HOW TO COMPLETE THIS TASK | Print out the full listing below, word for word.

RECORDS FOR THE TASK |

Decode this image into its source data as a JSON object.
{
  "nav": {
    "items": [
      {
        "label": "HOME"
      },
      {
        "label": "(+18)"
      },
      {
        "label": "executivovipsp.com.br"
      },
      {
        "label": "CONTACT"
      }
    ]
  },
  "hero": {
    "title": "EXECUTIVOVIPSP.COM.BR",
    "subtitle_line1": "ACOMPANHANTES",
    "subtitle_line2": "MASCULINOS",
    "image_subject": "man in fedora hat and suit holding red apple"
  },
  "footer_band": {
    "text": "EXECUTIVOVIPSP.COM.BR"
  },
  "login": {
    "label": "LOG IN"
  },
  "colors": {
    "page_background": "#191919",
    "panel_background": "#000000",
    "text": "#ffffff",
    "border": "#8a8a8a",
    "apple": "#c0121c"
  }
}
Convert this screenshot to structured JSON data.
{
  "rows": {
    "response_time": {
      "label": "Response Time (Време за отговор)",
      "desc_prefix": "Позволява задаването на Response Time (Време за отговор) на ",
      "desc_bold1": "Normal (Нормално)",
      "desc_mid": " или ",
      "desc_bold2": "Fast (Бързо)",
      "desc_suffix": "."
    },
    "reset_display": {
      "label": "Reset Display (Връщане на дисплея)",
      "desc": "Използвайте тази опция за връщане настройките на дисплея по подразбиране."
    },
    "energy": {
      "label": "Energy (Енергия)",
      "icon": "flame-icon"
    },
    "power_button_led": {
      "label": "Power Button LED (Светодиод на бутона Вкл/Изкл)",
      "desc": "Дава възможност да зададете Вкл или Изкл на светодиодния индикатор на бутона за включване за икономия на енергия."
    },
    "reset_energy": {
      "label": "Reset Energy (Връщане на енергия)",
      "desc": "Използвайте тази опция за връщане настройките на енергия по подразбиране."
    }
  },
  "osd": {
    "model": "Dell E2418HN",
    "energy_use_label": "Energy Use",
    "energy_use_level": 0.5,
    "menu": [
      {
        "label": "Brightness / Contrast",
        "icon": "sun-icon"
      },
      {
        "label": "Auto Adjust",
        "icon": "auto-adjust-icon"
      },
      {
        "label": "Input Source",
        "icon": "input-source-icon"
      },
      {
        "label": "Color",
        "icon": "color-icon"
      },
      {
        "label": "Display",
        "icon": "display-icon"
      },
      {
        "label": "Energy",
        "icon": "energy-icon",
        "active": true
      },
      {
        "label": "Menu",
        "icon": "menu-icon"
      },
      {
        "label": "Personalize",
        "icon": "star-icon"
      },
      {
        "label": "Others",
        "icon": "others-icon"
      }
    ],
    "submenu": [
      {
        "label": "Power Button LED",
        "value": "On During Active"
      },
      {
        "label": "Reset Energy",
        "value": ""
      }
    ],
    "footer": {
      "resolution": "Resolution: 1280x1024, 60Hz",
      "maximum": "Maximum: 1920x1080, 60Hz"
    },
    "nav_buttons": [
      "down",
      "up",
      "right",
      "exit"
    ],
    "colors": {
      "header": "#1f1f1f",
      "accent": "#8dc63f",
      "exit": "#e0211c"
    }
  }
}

TASK ANSWER |
Decode this image into its source data as a JSON object.
{
  "nav": {
    "items": [
      {
        "label": "HOME"
      },
      {
        "label": "(+18)"
      },
      {
        "label": "executivovipsp.com.br"
      },
      {
        "label": "CONTACT"
      }
    ]
  },
  "hero": {
    "title": "EXECUTIVOVIPSP.COM.BR",
    "subtitle_line1": "ACOMPANHANTES",
    "subtitle_line2": "MASCULINOS",
    "image_subject": "man in fedora hat and suit holding red apple"
  },
  "footer_band": {
    "text": "EXECUTIVOVIPSP.COM.BR"
  },
  "login": {
    "label": "LOG IN"
  },
  "colors": {
    "page_background": "#191919",
    "panel_background": "#000000",
    "text": "#ffffff",
    "border": "#8a8a8a",
    "apple": "#c0121c"
  }
}
Convert this screenshot to structured JSON data.
{
  "rows": {
    "response_time": {
      "label": "Response Time (Време за отговор)",
      "desc_prefix": "Позволява задаването на Response Time (Време за отговор) на ",
      "desc_bold1": "Normal (Нормално)",
      "desc_mid": " или ",
      "desc_bold2": "Fast (Бързо)",
      "desc_suffix": "."
    },
    "reset_display": {
      "label": "Reset Display (Връщане на дисплея)",
      "desc": "Използвайте тази опция за връщане настройките на дисплея по подразбиране."
    },
    "energy": {
      "label": "Energy (Енергия)",
      "icon": "flame-icon"
    },
    "power_button_led": {
      "label": "Power Button LED (Светодиод на бутона Вкл/Изкл)",
      "desc": "Дава възможност да зададете Вкл или Изкл на светодиодния индикатор на бутона за включване за икономия на енергия."
    },
    "reset_energy": {
      "label": "Reset Energy (Връщане на енергия)",
      "desc": "Използвайте тази опция за връщане настройките на енергия по подразбиране."
    }
  },
  "osd": {
    "model": "Dell E2418HN",
    "energy_use_label": "Energy Use",
    "energy_use_level": 0.5,
    "menu": [
      {
        "label": "Brightness / Contrast",
        "icon": "sun-icon"
      },
      {
        "label": "Auto Adjust",
        "icon": "auto-adjust-icon"
      },
      {
        "label": "Input Source",
        "icon": "input-source-icon"
      },
      {
        "label": "Color",
        "icon": "color-icon"
      },
      {
        "label": "Display",
        "icon": "display-icon"
      },
      {
        "label": "Energy",
        "icon": "energy-icon",
        "active": true
      },
      {
        "label": "Menu",
        "icon": "menu-icon"
      },
      {
        "label": "Personalize",
        "icon": "star-icon"
      },
      {
        "label": "Others",
        "icon": "others-icon"
      }
    ],
    "submenu": [
      {
        "label": "Power Button LED",
        "value": "On During Active"
      },
      {
        "label": "Reset Energy",
        "value": ""
      }
    ],
    "footer": {
      "resolution": "Resolution: 1280x1024, 60Hz",
      "maximum": "Maximum: 1920x1080, 60Hz"
    },
    "nav_buttons": [
      "down",
      "up",
      "right",
      "exit"
    ],
    "colors": {
      "header": "#1f1f1f",
      "accent": "#8dc63f",
      "exit": "#e0211c"
    }
  }
}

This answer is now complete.